- Currency touches all-time low past 81/USD as crude slides
- Russia earning least from each barrel of oil in about 6 years
The ruble slumped to an all-time low as oil’s retreat choked revenue of the world’s largest energy exporter and restricted Russia’s ability to lift its economy out of a recession.
The currency weakened as much as 4.1 percent to 81.941 against the dollar, surpassing the previous record it touched at the peak of Russia’s financial-market turmoil in December 2014. Unlike then, when the central bank stepped in to shore up the ruble amid a crisis in confidence in the country due to sanctions over Ukraine, now Governor Elvira Nabiullina says the ruble is trading at a fair value and doesn’t need support.
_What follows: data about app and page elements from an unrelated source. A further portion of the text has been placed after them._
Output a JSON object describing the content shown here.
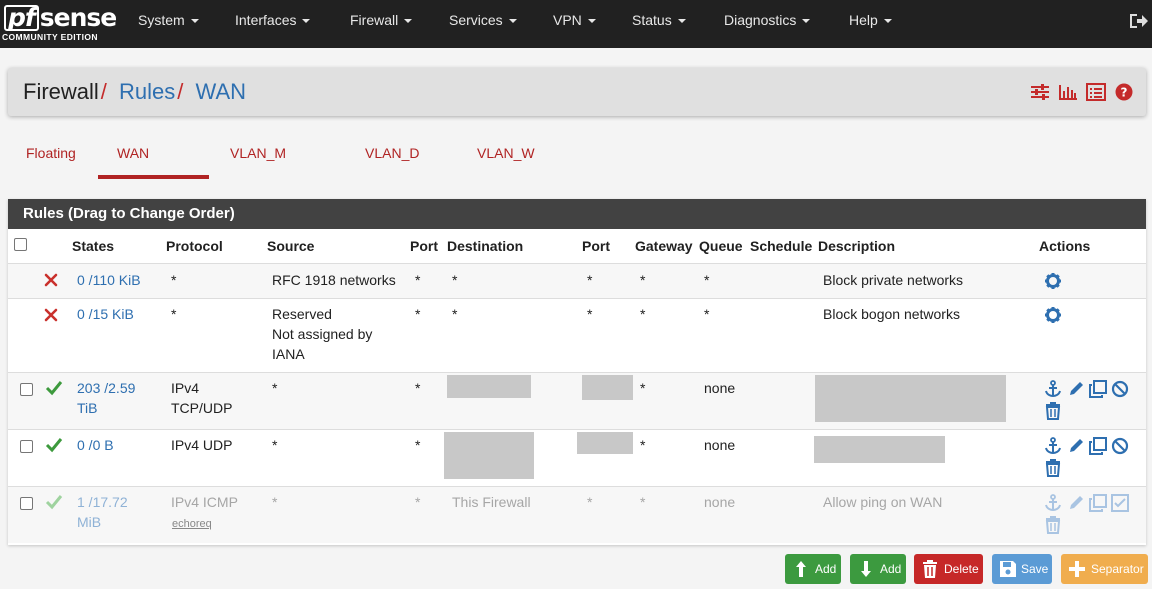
{
  "app": {
    "logo_brand": "pfsense",
    "logo_pf": "pf",
    "logo_rest": "sense",
    "logo_edition": "COMMUNITY EDITION"
  },
  "nav": {
    "items": [
      {
        "label": "System"
      },
      {
        "label": "Interfaces"
      },
      {
        "label": "Firewall"
      },
      {
        "label": "Services"
      },
      {
        "label": "VPN"
      },
      {
        "label": "Status"
      },
      {
        "label": "Diagnostics"
      },
      {
        "label": "Help"
      }
    ],
    "logout_icon": "sign-out-icon"
  },
  "breadcrumb": {
    "parts": [
      "Firewall",
      "Rules",
      "WAN"
    ],
    "separator": "/",
    "icons": [
      "sliders-icon",
      "bar-chart-icon",
      "list-icon",
      "help-icon"
    ]
  },
  "tabs": [
    {
      "label": "Floating",
      "active": false
    },
    {
      "label": "WAN",
      "active": true
    },
    {
      "label": "VLAN_M",
      "active": false
    },
    {
      "label": "VLAN_D",
      "active": false
    },
    {
      "label": "VLAN_W",
      "active": false
    }
  ],
  "rules": {
    "title": "Rules (Drag to Change Order)",
    "columns": [
      "States",
      "Protocol",
      "Source",
      "Port",
      "Destination",
      "Port",
      "Gateway",
      "Queue",
      "Schedule",
      "Description",
      "Actions"
    ],
    "rows": [
      {
        "status": "block",
        "states_line1": "0 /110 KiB",
        "states_line2": "",
        "protocol_line1": "*",
        "protocol_line2": "",
        "protocol_sub": "",
        "source_line1": "RFC 1918 networks",
        "source_line2": "",
        "source_line3": "",
        "src_port": "*",
        "destination": "*",
        "dst_port": "*",
        "gateway": "*",
        "queue": "*",
        "schedule": "",
        "description": "Block private networks",
        "disabled": false
      },
      {
        "status": "block",
        "states_line1": "0 /15 KiB",
        "states_line2": "",
        "protocol_line1": "*",
        "protocol_line2": "",
        "protocol_sub": "",
        "source_line1": "Reserved",
        "source_line2": "Not assigned by",
        "source_line3": "IANA",
        "src_port": "*",
        "destination": "*",
        "dst_port": "*",
        "gateway": "*",
        "queue": "*",
        "schedule": "",
        "description": "Block bogon networks",
        "disabled": false
      },
      {
        "status": "pass",
        "states_line1": "203 /2.59",
        "states_line2": "TiB",
        "protocol_line1": "IPv4",
        "protocol_line2": "TCP/UDP",
        "protocol_sub": "",
        "source_line1": "*",
        "source_line2": "",
        "source_line3": "",
        "src_port": "*",
        "destination": "",
        "dst_port": "",
        "gateway": "*",
        "queue": "none",
        "schedule": "",
        "description": "",
        "disabled": false
      },
      {
        "status": "pass",
        "states_line1": "0 /0 B",
        "states_line2": "",
        "protocol_line1": "IPv4 UDP",
        "protocol_line2": "",
        "protocol_sub": "",
        "source_line1": "*",
        "source_line2": "",
        "source_line3": "",
        "src_port": "*",
        "destination": "",
        "dst_port": "",
        "gateway": "*",
        "queue": "none",
        "schedule": "",
        "description": "",
        "disabled": false
      },
      {
        "status": "pass",
        "states_line1": "1 /17.72",
        "states_line2": "MiB",
        "protocol_line1": "IPv4 ICMP",
        "protocol_line2": "",
        "protocol_sub": "echoreq",
        "source_line1": "*",
        "source_line2": "",
        "source_line3": "",
        "src_port": "*",
        "destination": "This Firewall",
        "dst_port": "*",
        "gateway": "*",
        "queue": "none",
        "schedule": "",
        "description": "Allow ping on WAN",
        "disabled": true
      }
    ]
  },
  "buttons": [
    {
      "label": "Add",
      "icon": "arrow-up-icon",
      "color": "#3c9a3f"
    },
    {
      "label": "Add",
      "icon": "arrow-down-icon",
      "color": "#3c9a3f"
    },
    {
      "label": "Delete",
      "icon": "trash-icon",
      "color": "#c62828"
    },
    {
      "label": "Save",
      "icon": "save-icon",
      "color": "#5b9bd5"
    },
    {
      "label": "Separator",
      "icon": "plus-icon",
      "color": "#f0ad4e"
    }
  ],
  "colors": {
    "navbar": "#212121",
    "link": "#2e6fb0",
    "accent_red": "#b02323",
    "panel_head": "#424242",
    "pass_green": "#3d9a3d",
    "block_red": "#c9302c",
    "action_blue": "#2e6fb0"
  }
}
While the ruble has fallen more than any other emerging market in 2016 with a depreciation of almost 10 percent, Brent crude has slumped by a steeper 26 percent. That’s driven Russia’s earnings from each barrel of oil it sells to the lowest since 2010 and forced the government to start considering austerity measures to avoid draining its rainy-day fund used to cover shortfalls in the budget.
"Oil is still a falling knife," said Piotr Matys, a strategist for emerging-market currencies at Rabobank in London, who’s next potential target is for the ruble is about 82.57. “The precipitous depreciation of the Russian ruble may have negative implications for inflation expectations, which would prevent the central bank from resuming its easing cycle."
The Bank of Russia won’t intervene in the foreign-exchange market unless the ruble’s swings threaten the stability of the nation’s banking industry, Nabiullina said in an interview on Wednesday. When it briefly crossed 80 per dollar on Dec. 16, 2014, the ruble quickly recovered much of the day’s losses in part due to the central bank’s decision to unexpectedly raise interest rates by six percentage points.
The currency is close to its “fundamental levels,” Nabiullina said. “We will intervene only if we see risks to financial stability. There aren’t such risks now.”
The selloff was part of a broader rout gripping emerging markets, which pushed a gauge of 20 exchange rates to its lowest on record on Wednesday and sent stocks and bonds tumbling. The Micex Index fell 0.9 percent and yields on Russian 10-year local-currency bonds surged 41 basis points to 10.93 percent, the highest since Oct. 2.
"If oil falls to $25, we can see the ruble hitting 83 against the dollar," said Vadim Bit-Avragim, a money manager at Kapital Asset Management LLC in Moscow. “The ruble is still relatively strong compared to oil. This isn’t the worst scenario."
The ruble was down 4.1 percent to 81.774 per dollar by 7:08 p.m. in Moscow as Brent crude retreated 3.5 percent to $27.75 a barrel, bringing its slide in the past 12 months to 42 percent. The price of oil in ruble terms was 2,267 per barrel, near the lowest level since 2010, according to data compiled by Bloomberg.
Russia’s economy has posted quarterly contractions since the first three months of last year as oil’s plunge and U.S. and European sanctions hurt demand. Gross domestic product will probably shrink another 0.5 percent this year, while the government’s budget deficit will hold at 3 percent of GDP, according to forecasts compiled by Bloomberg.
The weakening currency is making it harder for policy makers to resume interest-rate cuts to shore up the economy since the depreciation threatens to add fresh impetus to inflation that fell to a one-year low of 12.9 percent in December. Forward-rate agreements are signaling a 10 basis-point rate increase in the next three months, compared with 20 basis points of cuts just one week ago, according to data compiled by Bloomberg.
While Luis Saenz, the head of equity sales and trading at BCS Financial Group in London, said 80 per dollar is the "right price" for the ruble, derivatives traders are projecting further declines, according to three-month risk-reversal data on Bloomberg.
"Since there is no conviction in the oil slump coming to an end, it’s hard to see the ruble regaining momentum," said Ivan Tchakarov, chief economist for Russia at Citigroup Inc. in Moscow, predicting a recovery to 70.4 in the next six to 12 months as oil averages $40 for the year. An intervention is unlikely because “we still don’t seem to detect panic in the foreign-exchange market," he said.